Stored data
┏━━

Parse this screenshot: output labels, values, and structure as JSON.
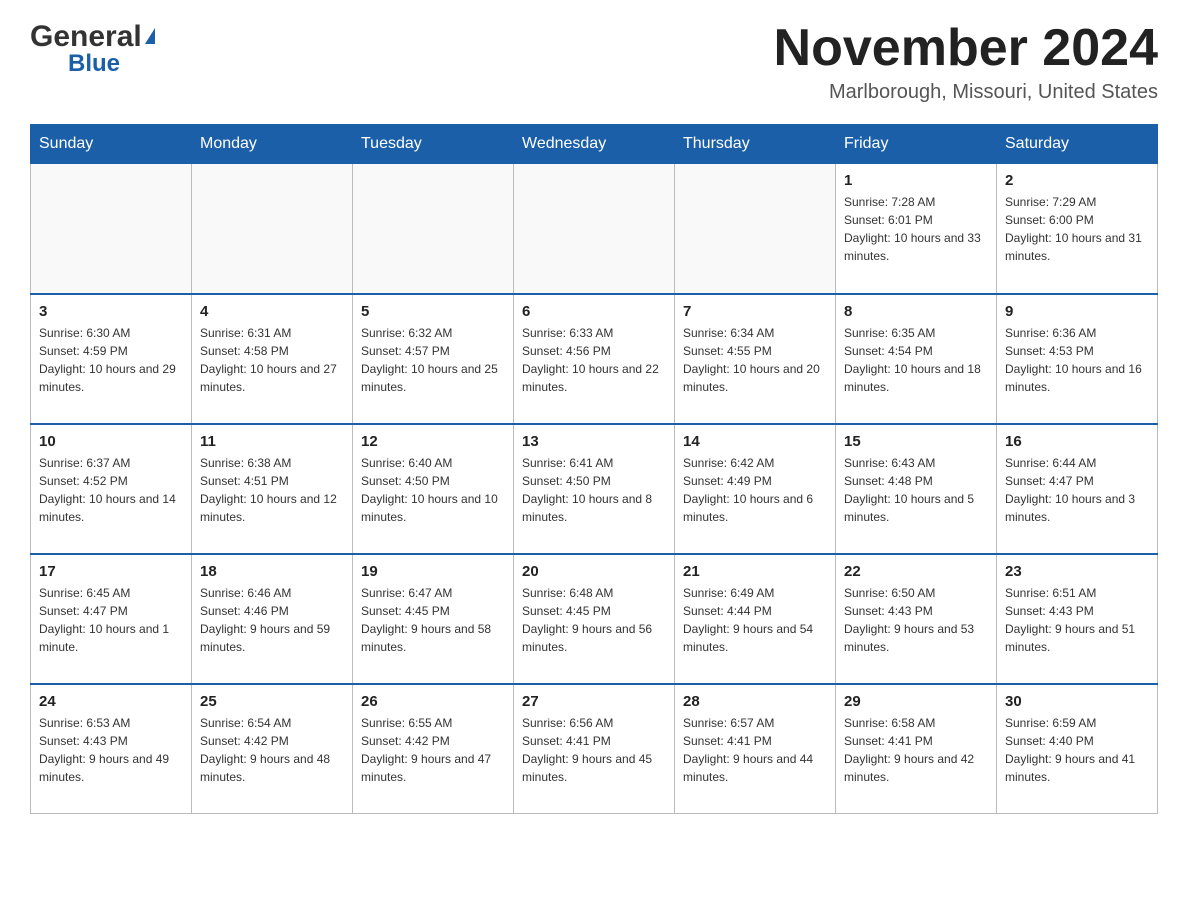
{
  "header": {
    "logo_general": "General",
    "logo_blue": "Blue",
    "month_title": "November 2024",
    "location": "Marlborough, Missouri, United States"
  },
  "days_of_week": [
    "Sunday",
    "Monday",
    "Tuesday",
    "Wednesday",
    "Thursday",
    "Friday",
    "Saturday"
  ],
  "weeks": [
    [
      {
        "day": "",
        "info": ""
      },
      {
        "day": "",
        "info": ""
      },
      {
        "day": "",
        "info": ""
      },
      {
        "day": "",
        "info": ""
      },
      {
        "day": "",
        "info": ""
      },
      {
        "day": "1",
        "info": "Sunrise: 7:28 AM\nSunset: 6:01 PM\nDaylight: 10 hours and 33 minutes."
      },
      {
        "day": "2",
        "info": "Sunrise: 7:29 AM\nSunset: 6:00 PM\nDaylight: 10 hours and 31 minutes."
      }
    ],
    [
      {
        "day": "3",
        "info": "Sunrise: 6:30 AM\nSunset: 4:59 PM\nDaylight: 10 hours and 29 minutes."
      },
      {
        "day": "4",
        "info": "Sunrise: 6:31 AM\nSunset: 4:58 PM\nDaylight: 10 hours and 27 minutes."
      },
      {
        "day": "5",
        "info": "Sunrise: 6:32 AM\nSunset: 4:57 PM\nDaylight: 10 hours and 25 minutes."
      },
      {
        "day": "6",
        "info": "Sunrise: 6:33 AM\nSunset: 4:56 PM\nDaylight: 10 hours and 22 minutes."
      },
      {
        "day": "7",
        "info": "Sunrise: 6:34 AM\nSunset: 4:55 PM\nDaylight: 10 hours and 20 minutes."
      },
      {
        "day": "8",
        "info": "Sunrise: 6:35 AM\nSunset: 4:54 PM\nDaylight: 10 hours and 18 minutes."
      },
      {
        "day": "9",
        "info": "Sunrise: 6:36 AM\nSunset: 4:53 PM\nDaylight: 10 hours and 16 minutes."
      }
    ],
    [
      {
        "day": "10",
        "info": "Sunrise: 6:37 AM\nSunset: 4:52 PM\nDaylight: 10 hours and 14 minutes."
      },
      {
        "day": "11",
        "info": "Sunrise: 6:38 AM\nSunset: 4:51 PM\nDaylight: 10 hours and 12 minutes."
      },
      {
        "day": "12",
        "info": "Sunrise: 6:40 AM\nSunset: 4:50 PM\nDaylight: 10 hours and 10 minutes."
      },
      {
        "day": "13",
        "info": "Sunrise: 6:41 AM\nSunset: 4:50 PM\nDaylight: 10 hours and 8 minutes."
      },
      {
        "day": "14",
        "info": "Sunrise: 6:42 AM\nSunset: 4:49 PM\nDaylight: 10 hours and 6 minutes."
      },
      {
        "day": "15",
        "info": "Sunrise: 6:43 AM\nSunset: 4:48 PM\nDaylight: 10 hours and 5 minutes."
      },
      {
        "day": "16",
        "info": "Sunrise: 6:44 AM\nSunset: 4:47 PM\nDaylight: 10 hours and 3 minutes."
      }
    ],
    [
      {
        "day": "17",
        "info": "Sunrise: 6:45 AM\nSunset: 4:47 PM\nDaylight: 10 hours and 1 minute."
      },
      {
        "day": "18",
        "info": "Sunrise: 6:46 AM\nSunset: 4:46 PM\nDaylight: 9 hours and 59 minutes."
      },
      {
        "day": "19",
        "info": "Sunrise: 6:47 AM\nSunset: 4:45 PM\nDaylight: 9 hours and 58 minutes."
      },
      {
        "day": "20",
        "info": "Sunrise: 6:48 AM\nSunset: 4:45 PM\nDaylight: 9 hours and 56 minutes."
      },
      {
        "day": "21",
        "info": "Sunrise: 6:49 AM\nSunset: 4:44 PM\nDaylight: 9 hours and 54 minutes."
      },
      {
        "day": "22",
        "info": "Sunrise: 6:50 AM\nSunset: 4:43 PM\nDaylight: 9 hours and 53 minutes."
      },
      {
        "day": "23",
        "info": "Sunrise: 6:51 AM\nSunset: 4:43 PM\nDaylight: 9 hours and 51 minutes."
      }
    ],
    [
      {
        "day": "24",
        "info": "Sunrise: 6:53 AM\nSunset: 4:43 PM\nDaylight: 9 hours and 49 minutes."
      },
      {
        "day": "25",
        "info": "Sunrise: 6:54 AM\nSunset: 4:42 PM\nDaylight: 9 hours and 48 minutes."
      },
      {
        "day": "26",
        "info": "Sunrise: 6:55 AM\nSunset: 4:42 PM\nDaylight: 9 hours and 47 minutes."
      },
      {
        "day": "27",
        "info": "Sunrise: 6:56 AM\nSunset: 4:41 PM\nDaylight: 9 hours and 45 minutes."
      },
      {
        "day": "28",
        "info": "Sunrise: 6:57 AM\nSunset: 4:41 PM\nDaylight: 9 hours and 44 minutes."
      },
      {
        "day": "29",
        "info": "Sunrise: 6:58 AM\nSunset: 4:41 PM\nDaylight: 9 hours and 42 minutes."
      },
      {
        "day": "30",
        "info": "Sunrise: 6:59 AM\nSunset: 4:40 PM\nDaylight: 9 hours and 41 minutes."
      }
    ]
  ]
}
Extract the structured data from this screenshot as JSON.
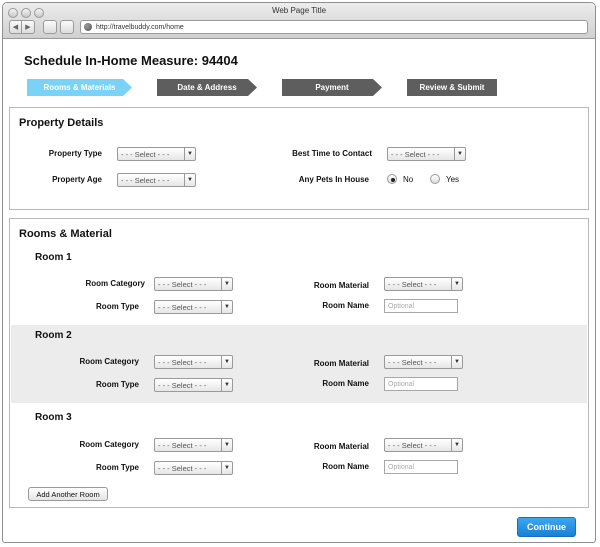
{
  "browser": {
    "window_title": "Web Page Title",
    "url": "http://travelbuddy.com/home",
    "back_glyph": "◀",
    "forward_glyph": "▶"
  },
  "page": {
    "title": "Schedule In-Home Measure: 94404"
  },
  "steps": [
    {
      "label": "Rooms & Materials",
      "state": "active"
    },
    {
      "label": "Date & Address",
      "state": "inactive"
    },
    {
      "label": "Payment",
      "state": "inactive"
    },
    {
      "label": "Review & Submit",
      "state": "inactive"
    }
  ],
  "property": {
    "heading": "Property Details",
    "property_type_label": "Property Type",
    "property_type_value": "- - - Select - - -",
    "property_age_label": "Property Age",
    "property_age_value": "- - - Select - - -",
    "best_time_label": "Best Time to  Contact",
    "best_time_value": "- - - Select - - -",
    "pets_label": "Any Pets In House",
    "pets_options": [
      "No",
      "Yes"
    ],
    "pets_selected": "No"
  },
  "rooms": {
    "heading": "Rooms & Material",
    "list": [
      {
        "title": "Room 1",
        "category_label": "Room Category",
        "category_value": "- - - Select - - -",
        "type_label": "Room Type",
        "type_value": "- - - Select - - -",
        "material_label": "Room Material",
        "material_value": "- - - Select - - -",
        "name_label": "Room Name",
        "name_placeholder": "Optional"
      },
      {
        "title": "Room 2",
        "category_label": "Room Category",
        "category_value": "- - - Select - - -",
        "type_label": "Room Type",
        "type_value": "- - - Select - - -",
        "material_label": "Room Material",
        "material_value": "- - - Select - - -",
        "name_label": "Room Name",
        "name_placeholder": "Optional"
      },
      {
        "title": "Room 3",
        "category_label": "Room Category",
        "category_value": "- - - Select - - -",
        "type_label": "Room Type",
        "type_value": "- - - Select - - -",
        "material_label": "Room Material",
        "material_value": "- - - Select - - -",
        "name_label": "Room Name",
        "name_placeholder": "Optional"
      }
    ],
    "add_button": "Add Another Room"
  },
  "footer": {
    "continue_label": "Continue"
  },
  "icons": {
    "dropdown": "chevron-down-icon",
    "globe": "globe-icon"
  },
  "colors": {
    "step_active": "#7ad3f6",
    "step_inactive": "#5e5e5e",
    "continue": "#1a80d6",
    "room_band_alt": "#ececec"
  }
}
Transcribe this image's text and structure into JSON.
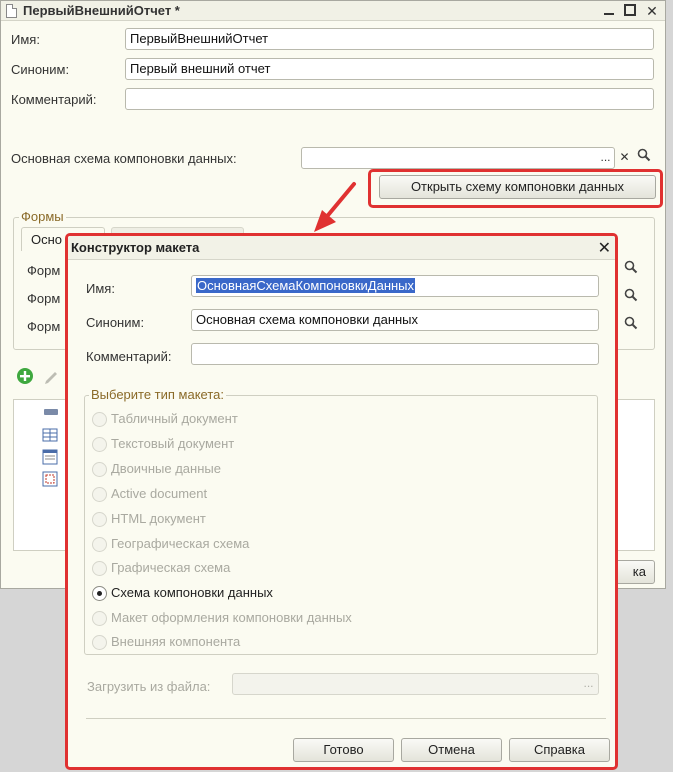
{
  "main_window": {
    "title": "ПервыйВнешнийОтчет *",
    "close_glyph": "✕",
    "fields": {
      "name_label": "Имя:",
      "name_value": "ПервыйВнешнийОтчет",
      "synonym_label": "Синоним:",
      "synonym_value": "Первый внешний отчет",
      "comment_label": "Комментарий:",
      "comment_value": "",
      "schema_label": "Основная схема компоновки данных:",
      "schema_value": ""
    },
    "field_buttons": {
      "ellipsis": "...",
      "clear": "✕"
    },
    "open_schema_button": "Открыть схему компоновки данных",
    "forms_group_title": "Формы",
    "forms_tab_label": "Осно",
    "form_row_labels": [
      "Форм",
      "Форм",
      "Форм"
    ],
    "partial_button_text": "ка"
  },
  "dialog": {
    "title": "Конструктор макета",
    "close_glyph": "✕",
    "name_label": "Имя:",
    "name_value": "ОсновнаяСхемаКомпоновкиДанных",
    "synonym_label": "Синоним:",
    "synonym_value": "Основная схема компоновки данных",
    "comment_label": "Комментарий:",
    "comment_value": "",
    "type_group_title": "Выберите тип макета:",
    "template_types": [
      {
        "label": "Табличный документ",
        "selected": false
      },
      {
        "label": "Текстовый документ",
        "selected": false
      },
      {
        "label": "Двоичные данные",
        "selected": false
      },
      {
        "label": "Active document",
        "selected": false
      },
      {
        "label": "HTML документ",
        "selected": false
      },
      {
        "label": "Географическая схема",
        "selected": false
      },
      {
        "label": "Графическая схема",
        "selected": false
      },
      {
        "label": "Схема компоновки данных",
        "selected": true
      },
      {
        "label": "Макет оформления компоновки данных",
        "selected": false
      },
      {
        "label": "Внешняя компонента",
        "selected": false
      }
    ],
    "load_file_label": "Загрузить из файла:",
    "load_file_value": "",
    "load_file_button": "...",
    "buttons": {
      "done": "Готово",
      "cancel": "Отмена",
      "help": "Справка"
    }
  },
  "colors": {
    "highlight": "#e03131",
    "selection": "#3a68c9",
    "group_title": "#8a6a28",
    "window_bg": "#fbfbf1"
  }
}
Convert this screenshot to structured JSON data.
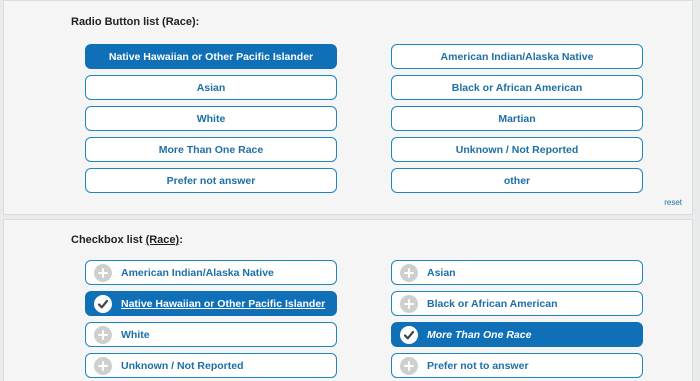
{
  "radio": {
    "title": "Radio Button list (Race):",
    "reset_label": "reset",
    "options": [
      {
        "label": "Native Hawaiian or Other Pacific Islander",
        "selected": true
      },
      {
        "label": "American Indian/Alaska Native",
        "selected": false
      },
      {
        "label": "Asian",
        "selected": false
      },
      {
        "label": "Black or African American",
        "selected": false
      },
      {
        "label": "White",
        "selected": false
      },
      {
        "label": "Martian",
        "selected": false
      },
      {
        "label": "More Than One Race",
        "selected": false
      },
      {
        "label": "Unknown / Not Reported",
        "selected": false
      },
      {
        "label": "Prefer not answer",
        "selected": false
      },
      {
        "label": "other",
        "selected": false
      }
    ]
  },
  "checkbox": {
    "title_prefix": "Checkbox list ",
    "title_link": "(Race)",
    "title_suffix": ":",
    "options": [
      {
        "label": "American Indian/Alaska Native",
        "checked": false
      },
      {
        "label": "Asian",
        "checked": false
      },
      {
        "label": "Native Hawaiian or Other Pacific Islander",
        "checked": true
      },
      {
        "label": "Black or African American",
        "checked": false
      },
      {
        "label": "White",
        "checked": false
      },
      {
        "label": "More Than One Race",
        "checked": true
      },
      {
        "label": "Unknown / Not Reported",
        "checked": false
      },
      {
        "label": "Prefer not to answer",
        "checked": false
      }
    ]
  },
  "colors": {
    "accent": "#0f70b7",
    "border": "#1d86c0",
    "text": "#1d6fa5",
    "icon_inactive": "#cfcfcf"
  }
}
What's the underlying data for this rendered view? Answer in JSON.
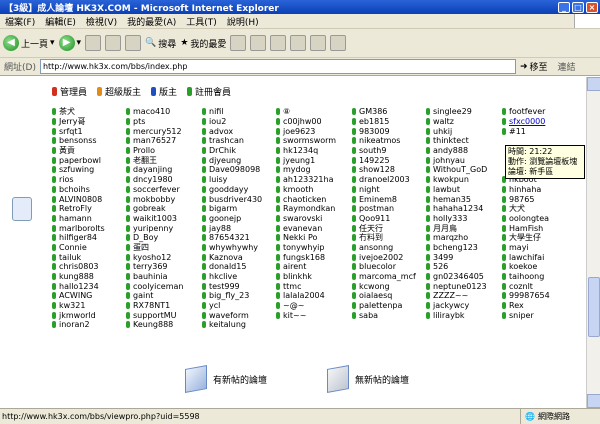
{
  "window": {
    "title": "【3級】成人論壇 HK3X.COM - Microsoft Internet Explorer"
  },
  "menu": [
    "檔案(F)",
    "編輯(E)",
    "檢視(V)",
    "我的最愛(A)",
    "工具(T)",
    "說明(H)"
  ],
  "toolbar": {
    "back": "上一頁",
    "search": "搜尋",
    "favorites": "我的最愛"
  },
  "address": {
    "label": "網址(D)",
    "url": "http://www.hk3x.com/bbs/index.php",
    "go": "移至",
    "links": "連結"
  },
  "roles": [
    "管理員",
    "超級版主",
    "版主",
    "註冊會員"
  ],
  "users": [
    [
      "茶犬",
      "maco410",
      "nifil",
      "⑧",
      "GM386",
      "singlee29",
      "footfever"
    ],
    [
      "Jerry哥",
      "pts",
      "iou2",
      "c00jhw00",
      "eb1815",
      "waltz",
      "sfxc0000"
    ],
    [
      "srfqt1",
      "mercury512",
      "advox",
      "joe9623",
      "983009",
      "uhkij",
      "#11"
    ],
    [
      "bensonss",
      "man76527",
      "trashcan",
      "swormsworm",
      "nikeatmos",
      "thinktect",
      ""
    ],
    [
      "黃貢",
      "Prollo",
      "DrChik",
      "hk1234q",
      "south9",
      "andy888",
      ""
    ],
    [
      "paperbowl",
      "老翻王",
      "djyeung",
      "jyeung1",
      "149225",
      "johnyau",
      ""
    ],
    [
      "szfuwing",
      "dayanjing",
      "Dave098098",
      "mydog",
      "show128",
      "WithouT_GoD",
      ""
    ],
    [
      "rios",
      "dncy1980",
      "luisy",
      "ah123321ha",
      "dranoel2003",
      "kwokpun",
      "hkboot"
    ],
    [
      "bchoihs",
      "soccerfever",
      "gooddayy",
      "kmooth",
      "night",
      "lawbut",
      "hinhaha"
    ],
    [
      "ALVIN0808",
      "mokbobby",
      "busdriver430",
      "chaoticken",
      "Eminem8",
      "heman35",
      "98765"
    ],
    [
      "RetroFly",
      "gobreak",
      "bigarm",
      "Raymondkan",
      "postman",
      "hahaha1234",
      "大犬"
    ],
    [
      "hamann",
      "waikit1003",
      "goonejp",
      "swarovski",
      "Qoo911",
      "holly333",
      "oolongtea"
    ],
    [
      "marlborolts",
      "yuripenny",
      "jay88",
      "evanevan",
      "任天行",
      "月月鳥",
      "HamFish"
    ],
    [
      "hilfiger84",
      "D_Boy",
      "87654321",
      "Nekki Po",
      "冇料到",
      "marqzho",
      "大學生仔"
    ],
    [
      "Connie",
      "蛋四",
      "whywhywhy",
      "tonywhyip",
      "ansonng",
      "bcheng123",
      "mayi"
    ],
    [
      "tailuk",
      "kyosho12",
      "Kaznova",
      "fungsk168",
      "ivejoe2002",
      "3499",
      "lawchifai"
    ],
    [
      "chris0803",
      "terry369",
      "donald15",
      "airent",
      "bluecolor",
      "526",
      "koekoe"
    ],
    [
      "kung888",
      "bauhinia",
      "hkclive",
      "blinkhk",
      "marcoma_mcf",
      "gn02346405",
      "taihoong"
    ],
    [
      "hallo1234",
      "coolyiceman",
      "test999",
      "ttmc",
      "kcwong",
      "neptune0123",
      "coznlt"
    ],
    [
      "ACWING",
      "gaint",
      "big_fly_23",
      "lalala2004",
      "oialaesq",
      "ZZZZ~~",
      "99987654"
    ],
    [
      "kw321",
      "RX78NT1",
      "ycl",
      "~@~",
      "palettenpa",
      "jackywcy",
      "Rex"
    ],
    [
      "jkmworld",
      "supportMU",
      "waveform",
      "kit~~",
      "saba",
      "liliraybk",
      "sniper"
    ],
    [
      "inoran2",
      "Keung888",
      "keitalung",
      "",
      "",
      "",
      ""
    ]
  ],
  "tooltip": {
    "time": "時間: 21:22",
    "action": "動作: 瀏覽論壇板塊",
    "forum": "論壇: 新手區"
  },
  "legend": {
    "new": "有新帖的論壇",
    "nonew": "無新帖的論壇"
  },
  "status": {
    "url": "http://www.hk3x.com/bbs/viewpro.php?uid=5598",
    "zone": "網際網路"
  }
}
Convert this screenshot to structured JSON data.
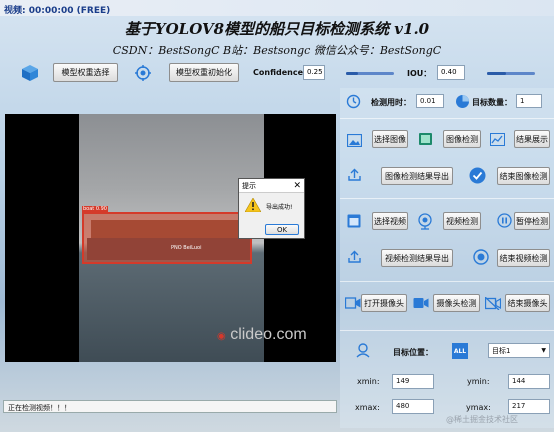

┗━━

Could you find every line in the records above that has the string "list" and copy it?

- _TASK ANSWER_:
    "list": [
    "title": "Radio Button list (Race):",
    "title_prefix": "Checkbox list ",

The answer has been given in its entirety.